ACTION ITEM
Return a copy of every line in the data below that contains "glyph".

↓↓↓

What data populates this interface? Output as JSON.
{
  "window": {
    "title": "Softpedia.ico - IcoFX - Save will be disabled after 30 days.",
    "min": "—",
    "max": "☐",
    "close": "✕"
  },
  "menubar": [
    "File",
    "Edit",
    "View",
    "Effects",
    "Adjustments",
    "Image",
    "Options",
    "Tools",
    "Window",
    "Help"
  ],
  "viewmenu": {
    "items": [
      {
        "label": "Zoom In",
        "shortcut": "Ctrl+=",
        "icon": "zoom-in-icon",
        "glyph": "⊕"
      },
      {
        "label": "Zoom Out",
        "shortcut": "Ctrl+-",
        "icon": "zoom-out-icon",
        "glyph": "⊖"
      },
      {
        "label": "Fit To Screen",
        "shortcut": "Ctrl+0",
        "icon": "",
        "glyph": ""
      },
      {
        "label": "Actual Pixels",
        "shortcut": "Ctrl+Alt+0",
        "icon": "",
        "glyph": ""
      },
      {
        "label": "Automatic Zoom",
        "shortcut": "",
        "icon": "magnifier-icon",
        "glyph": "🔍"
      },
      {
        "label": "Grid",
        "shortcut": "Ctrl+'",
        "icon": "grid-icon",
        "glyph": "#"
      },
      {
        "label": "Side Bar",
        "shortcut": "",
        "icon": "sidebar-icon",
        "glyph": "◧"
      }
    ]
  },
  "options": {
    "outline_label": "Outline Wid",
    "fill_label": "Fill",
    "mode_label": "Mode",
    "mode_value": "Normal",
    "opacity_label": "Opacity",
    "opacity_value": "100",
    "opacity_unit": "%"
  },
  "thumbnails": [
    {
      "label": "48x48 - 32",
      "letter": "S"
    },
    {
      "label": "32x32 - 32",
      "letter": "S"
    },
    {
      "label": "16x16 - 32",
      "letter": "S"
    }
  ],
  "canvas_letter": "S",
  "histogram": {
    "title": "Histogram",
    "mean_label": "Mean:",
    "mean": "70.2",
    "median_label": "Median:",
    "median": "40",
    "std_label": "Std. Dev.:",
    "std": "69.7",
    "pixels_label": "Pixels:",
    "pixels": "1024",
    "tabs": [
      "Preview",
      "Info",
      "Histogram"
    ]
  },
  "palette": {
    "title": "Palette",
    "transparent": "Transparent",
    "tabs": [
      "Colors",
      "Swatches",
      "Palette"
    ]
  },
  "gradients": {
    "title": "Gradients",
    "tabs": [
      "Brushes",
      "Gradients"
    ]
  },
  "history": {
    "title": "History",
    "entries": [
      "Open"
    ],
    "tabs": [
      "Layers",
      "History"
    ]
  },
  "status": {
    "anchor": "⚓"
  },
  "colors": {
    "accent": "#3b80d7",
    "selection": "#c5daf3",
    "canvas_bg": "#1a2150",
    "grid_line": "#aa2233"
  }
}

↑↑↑

ANSWER TO THE PROBLEM
        "glyph": "⊕"
        "glyph": "⊖"
        "glyph": ""
        "glyph": ""
        "glyph": "🔍"
        "glyph": "#"
        "glyph": "◧"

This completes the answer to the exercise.